**Exercise**
Each record should be copied exactly, and none of them omitted.

**Given records**

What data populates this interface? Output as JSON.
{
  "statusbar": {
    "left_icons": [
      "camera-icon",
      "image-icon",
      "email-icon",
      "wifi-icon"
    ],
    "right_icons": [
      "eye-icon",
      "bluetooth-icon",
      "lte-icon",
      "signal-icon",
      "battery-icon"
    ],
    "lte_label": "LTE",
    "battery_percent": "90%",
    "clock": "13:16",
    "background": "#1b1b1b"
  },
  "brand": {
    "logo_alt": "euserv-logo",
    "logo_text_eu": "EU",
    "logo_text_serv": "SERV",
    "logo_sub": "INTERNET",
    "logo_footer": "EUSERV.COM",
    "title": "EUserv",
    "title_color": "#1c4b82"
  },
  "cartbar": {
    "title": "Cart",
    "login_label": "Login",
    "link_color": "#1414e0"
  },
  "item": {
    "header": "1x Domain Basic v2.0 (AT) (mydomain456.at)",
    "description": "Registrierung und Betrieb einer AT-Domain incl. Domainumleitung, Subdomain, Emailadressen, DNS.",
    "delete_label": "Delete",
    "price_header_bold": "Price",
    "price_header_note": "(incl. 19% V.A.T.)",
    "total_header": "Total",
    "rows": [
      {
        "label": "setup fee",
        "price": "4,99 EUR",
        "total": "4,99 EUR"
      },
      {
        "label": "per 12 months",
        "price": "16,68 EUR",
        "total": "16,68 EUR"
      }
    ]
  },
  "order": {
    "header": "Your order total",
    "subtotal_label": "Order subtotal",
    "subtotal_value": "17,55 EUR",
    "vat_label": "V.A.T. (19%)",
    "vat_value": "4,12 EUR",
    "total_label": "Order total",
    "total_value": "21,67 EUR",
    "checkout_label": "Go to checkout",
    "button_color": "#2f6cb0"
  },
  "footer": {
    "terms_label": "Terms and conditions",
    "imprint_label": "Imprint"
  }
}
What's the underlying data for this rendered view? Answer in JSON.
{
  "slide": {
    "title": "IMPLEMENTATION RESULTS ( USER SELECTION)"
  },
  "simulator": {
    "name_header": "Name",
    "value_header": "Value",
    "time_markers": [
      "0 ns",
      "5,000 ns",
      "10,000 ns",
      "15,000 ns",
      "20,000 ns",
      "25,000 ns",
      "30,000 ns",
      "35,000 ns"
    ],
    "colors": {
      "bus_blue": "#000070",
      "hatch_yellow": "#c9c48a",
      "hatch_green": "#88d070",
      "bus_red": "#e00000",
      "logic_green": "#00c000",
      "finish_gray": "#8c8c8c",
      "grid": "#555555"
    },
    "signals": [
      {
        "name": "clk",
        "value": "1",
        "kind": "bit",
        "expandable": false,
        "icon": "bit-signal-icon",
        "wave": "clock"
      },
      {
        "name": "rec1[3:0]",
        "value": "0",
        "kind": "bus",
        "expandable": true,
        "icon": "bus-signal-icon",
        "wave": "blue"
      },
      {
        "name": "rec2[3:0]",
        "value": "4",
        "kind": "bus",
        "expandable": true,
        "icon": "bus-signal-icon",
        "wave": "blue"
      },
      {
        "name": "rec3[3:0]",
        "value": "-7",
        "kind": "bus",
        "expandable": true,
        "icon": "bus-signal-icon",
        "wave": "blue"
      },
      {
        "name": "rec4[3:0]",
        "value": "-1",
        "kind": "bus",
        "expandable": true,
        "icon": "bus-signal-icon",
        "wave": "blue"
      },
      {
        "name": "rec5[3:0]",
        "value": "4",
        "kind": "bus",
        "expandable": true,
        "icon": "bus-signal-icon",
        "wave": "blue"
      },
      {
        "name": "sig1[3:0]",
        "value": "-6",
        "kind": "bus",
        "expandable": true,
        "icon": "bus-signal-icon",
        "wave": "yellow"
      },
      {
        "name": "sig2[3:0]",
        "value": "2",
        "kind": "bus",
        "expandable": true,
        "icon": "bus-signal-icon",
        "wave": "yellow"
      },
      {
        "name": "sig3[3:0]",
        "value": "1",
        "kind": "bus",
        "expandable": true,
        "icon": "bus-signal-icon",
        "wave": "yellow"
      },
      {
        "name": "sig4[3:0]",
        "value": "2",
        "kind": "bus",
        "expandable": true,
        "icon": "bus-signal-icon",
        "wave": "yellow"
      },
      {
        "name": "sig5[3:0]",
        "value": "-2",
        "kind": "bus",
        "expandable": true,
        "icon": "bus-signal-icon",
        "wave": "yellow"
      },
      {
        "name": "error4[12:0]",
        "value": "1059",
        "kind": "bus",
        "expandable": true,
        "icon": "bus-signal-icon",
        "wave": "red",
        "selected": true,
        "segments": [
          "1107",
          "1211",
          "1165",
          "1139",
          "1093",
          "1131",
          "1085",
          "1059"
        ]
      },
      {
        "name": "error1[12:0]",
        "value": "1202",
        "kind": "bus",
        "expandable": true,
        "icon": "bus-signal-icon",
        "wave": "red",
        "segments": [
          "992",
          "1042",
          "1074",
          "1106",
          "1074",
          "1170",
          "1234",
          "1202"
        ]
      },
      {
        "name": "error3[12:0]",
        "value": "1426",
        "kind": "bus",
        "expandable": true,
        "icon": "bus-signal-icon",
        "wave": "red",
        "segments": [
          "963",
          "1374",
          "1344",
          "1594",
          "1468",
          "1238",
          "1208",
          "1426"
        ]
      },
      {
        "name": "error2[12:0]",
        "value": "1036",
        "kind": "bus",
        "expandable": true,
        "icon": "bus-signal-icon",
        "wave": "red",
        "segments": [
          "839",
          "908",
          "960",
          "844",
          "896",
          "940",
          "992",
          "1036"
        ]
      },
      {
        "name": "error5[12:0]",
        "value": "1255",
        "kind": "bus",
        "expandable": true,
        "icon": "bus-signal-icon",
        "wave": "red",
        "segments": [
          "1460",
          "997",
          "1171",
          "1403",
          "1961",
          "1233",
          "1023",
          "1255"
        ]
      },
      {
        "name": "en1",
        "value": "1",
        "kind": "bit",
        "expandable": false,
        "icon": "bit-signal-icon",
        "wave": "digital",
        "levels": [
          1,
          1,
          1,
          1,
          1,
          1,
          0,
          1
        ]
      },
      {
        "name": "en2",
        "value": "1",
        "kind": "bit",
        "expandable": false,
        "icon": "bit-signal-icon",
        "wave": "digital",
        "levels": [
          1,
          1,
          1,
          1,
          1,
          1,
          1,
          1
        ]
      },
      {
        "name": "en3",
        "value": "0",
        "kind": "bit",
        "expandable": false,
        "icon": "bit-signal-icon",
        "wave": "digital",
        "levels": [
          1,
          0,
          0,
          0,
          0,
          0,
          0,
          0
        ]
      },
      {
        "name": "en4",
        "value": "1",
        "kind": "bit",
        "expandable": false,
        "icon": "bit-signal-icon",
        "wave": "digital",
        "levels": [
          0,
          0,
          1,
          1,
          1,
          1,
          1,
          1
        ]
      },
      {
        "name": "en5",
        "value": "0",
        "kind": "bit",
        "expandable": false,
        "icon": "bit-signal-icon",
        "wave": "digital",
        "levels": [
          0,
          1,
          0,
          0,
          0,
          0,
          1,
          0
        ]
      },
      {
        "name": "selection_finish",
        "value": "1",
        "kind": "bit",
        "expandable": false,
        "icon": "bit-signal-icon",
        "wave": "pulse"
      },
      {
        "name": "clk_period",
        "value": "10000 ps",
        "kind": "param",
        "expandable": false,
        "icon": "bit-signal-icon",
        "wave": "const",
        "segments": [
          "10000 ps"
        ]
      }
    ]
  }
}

**Answer for the task**
What data populates this interface? Output as JSON.
{
  "statusbar": {
    "left_icons": [
      "camera-icon",
      "image-icon",
      "email-icon",
      "wifi-icon"
    ],
    "right_icons": [
      "eye-icon",
      "bluetooth-icon",
      "lte-icon",
      "signal-icon",
      "battery-icon"
    ],
    "lte_label": "LTE",
    "battery_percent": "90%",
    "clock": "13:16",
    "background": "#1b1b1b"
  },
  "brand": {
    "logo_alt": "euserv-logo",
    "logo_text_eu": "EU",
    "logo_text_serv": "SERV",
    "logo_sub": "INTERNET",
    "logo_footer": "EUSERV.COM",
    "title": "EUserv",
    "title_color": "#1c4b82"
  },
  "cartbar": {
    "title": "Cart",
    "login_label": "Login",
    "link_color": "#1414e0"
  },
  "item": {
    "header": "1x Domain Basic v2.0 (AT) (mydomain456.at)",
    "description": "Registrierung und Betrieb einer AT-Domain incl. Domainumleitung, Subdomain, Emailadressen, DNS.",
    "delete_label": "Delete",
    "price_header_bold": "Price",
    "price_header_note": "(incl. 19% V.A.T.)",
    "total_header": "Total",
    "rows": [
      {
        "label": "setup fee",
        "price": "4,99 EUR",
        "total": "4,99 EUR"
      },
      {
        "label": "per 12 months",
        "price": "16,68 EUR",
        "total": "16,68 EUR"
      }
    ]
  },
  "order": {
    "header": "Your order total",
    "subtotal_label": "Order subtotal",
    "subtotal_value": "17,55 EUR",
    "vat_label": "V.A.T. (19%)",
    "vat_value": "4,12 EUR",
    "total_label": "Order total",
    "total_value": "21,67 EUR",
    "checkout_label": "Go to checkout",
    "button_color": "#2f6cb0"
  },
  "footer": {
    "terms_label": "Terms and conditions",
    "imprint_label": "Imprint"
  }
}
What's the underlying data for this rendered view? Answer in JSON.
{
  "slide": {
    "title": "IMPLEMENTATION RESULTS ( USER SELECTION)"
  },
  "simulator": {
    "name_header": "Name",
    "value_header": "Value",
    "time_markers": [
      "0 ns",
      "5,000 ns",
      "10,000 ns",
      "15,000 ns",
      "20,000 ns",
      "25,000 ns",
      "30,000 ns",
      "35,000 ns"
    ],
    "colors": {
      "bus_blue": "#000070",
      "hatch_yellow": "#c9c48a",
      "hatch_green": "#88d070",
      "bus_red": "#e00000",
      "logic_green": "#00c000",
      "finish_gray": "#8c8c8c",
      "grid": "#555555"
    },
    "signals": [
      {
        "name": "clk",
        "value": "1",
        "kind": "bit",
        "expandable": false,
        "icon": "bit-signal-icon",
        "wave": "clock"
      },
      {
        "name": "rec1[3:0]",
        "value": "0",
        "kind": "bus",
        "expandable": true,
        "icon": "bus-signal-icon",
        "wave": "blue"
      },
      {
        "name": "rec2[3:0]",
        "value": "4",
        "kind": "bus",
        "expandable": true,
        "icon": "bus-signal-icon",
        "wave": "blue"
      },
      {
        "name": "rec3[3:0]",
        "value": "-7",
        "kind": "bus",
        "expandable": true,
        "icon": "bus-signal-icon",
        "wave": "blue"
      },
      {
        "name": "rec4[3:0]",
        "value": "-1",
        "kind": "bus",
        "expandable": true,
        "icon": "bus-signal-icon",
        "wave": "blue"
      },
      {
        "name": "rec5[3:0]",
        "value": "4",
        "kind": "bus",
        "expandable": true,
        "icon": "bus-signal-icon",
        "wave": "blue"
      },
      {
        "name": "sig1[3:0]",
        "value": "-6",
        "kind": "bus",
        "expandable": true,
        "icon": "bus-signal-icon",
        "wave": "yellow"
      },
      {
        "name": "sig2[3:0]",
        "value": "2",
        "kind": "bus",
        "expandable": true,
        "icon": "bus-signal-icon",
        "wave": "yellow"
      },
      {
        "name": "sig3[3:0]",
        "value": "1",
        "kind": "bus",
        "expandable": true,
        "icon": "bus-signal-icon",
        "wave": "yellow"
      },
      {
        "name": "sig4[3:0]",
        "value": "2",
        "kind": "bus",
        "expandable": true,
        "icon": "bus-signal-icon",
        "wave": "yellow"
      },
      {
        "name": "sig5[3:0]",
        "value": "-2",
        "kind": "bus",
        "expandable": true,
        "icon": "bus-signal-icon",
        "wave": "yellow"
      },
      {
        "name": "error4[12:0]",
        "value": "1059",
        "kind": "bus",
        "expandable": true,
        "icon": "bus-signal-icon",
        "wave": "red",
        "selected": true,
        "segments": [
          "1107",
          "1211",
          "1165",
          "1139",
          "1093",
          "1131",
          "1085",
          "1059"
        ]
      },
      {
        "name": "error1[12:0]",
        "value": "1202",
        "kind": "bus",
        "expandable": true,
        "icon": "bus-signal-icon",
        "wave": "red",
        "segments": [
          "992",
          "1042",
          "1074",
          "1106",
          "1074",
          "1170",
          "1234",
          "1202"
        ]
      },
      {
        "name": "error3[12:0]",
        "value": "1426",
        "kind": "bus",
        "expandable": true,
        "icon": "bus-signal-icon",
        "wave": "red",
        "segments": [
          "963",
          "1374",
          "1344",
          "1594",
          "1468",
          "1238",
          "1208",
          "1426"
        ]
      },
      {
        "name": "error2[12:0]",
        "value": "1036",
        "kind": "bus",
        "expandable": true,
        "icon": "bus-signal-icon",
        "wave": "red",
        "segments": [
          "839",
          "908",
          "960",
          "844",
          "896",
          "940",
          "992",
          "1036"
        ]
      },
      {
        "name": "error5[12:0]",
        "value": "1255",
        "kind": "bus",
        "expandable": true,
        "icon": "bus-signal-icon",
        "wave": "red",
        "segments": [
          "1460",
          "997",
          "1171",
          "1403",
          "1961",
          "1233",
          "1023",
          "1255"
        ]
      },
      {
        "name": "en1",
        "value": "1",
        "kind": "bit",
        "expandable": false,
        "icon": "bit-signal-icon",
        "wave": "digital",
        "levels": [
          1,
          1,
          1,
          1,
          1,
          1,
          0,
          1
        ]
      },
      {
        "name": "en2",
        "value": "1",
        "kind": "bit",
        "expandable": false,
        "icon": "bit-signal-icon",
        "wave": "digital",
        "levels": [
          1,
          1,
          1,
          1,
          1,
          1,
          1,
          1
        ]
      },
      {
        "name": "en3",
        "value": "0",
        "kind": "bit",
        "expandable": false,
        "icon": "bit-signal-icon",
        "wave": "digital",
        "levels": [
          1,
          0,
          0,
          0,
          0,
          0,
          0,
          0
        ]
      },
      {
        "name": "en4",
        "value": "1",
        "kind": "bit",
        "expandable": false,
        "icon": "bit-signal-icon",
        "wave": "digital",
        "levels": [
          0,
          0,
          1,
          1,
          1,
          1,
          1,
          1
        ]
      },
      {
        "name": "en5",
        "value": "0",
        "kind": "bit",
        "expandable": false,
        "icon": "bit-signal-icon",
        "wave": "digital",
        "levels": [
          0,
          1,
          0,
          0,
          0,
          0,
          1,
          0
        ]
      },
      {
        "name": "selection_finish",
        "value": "1",
        "kind": "bit",
        "expandable": false,
        "icon": "bit-signal-icon",
        "wave": "pulse"
      },
      {
        "name": "clk_period",
        "value": "10000 ps",
        "kind": "param",
        "expandable": false,
        "icon": "bit-signal-icon",
        "wave": "const",
        "segments": [
          "10000 ps"
        ]
      }
    ]
  }
}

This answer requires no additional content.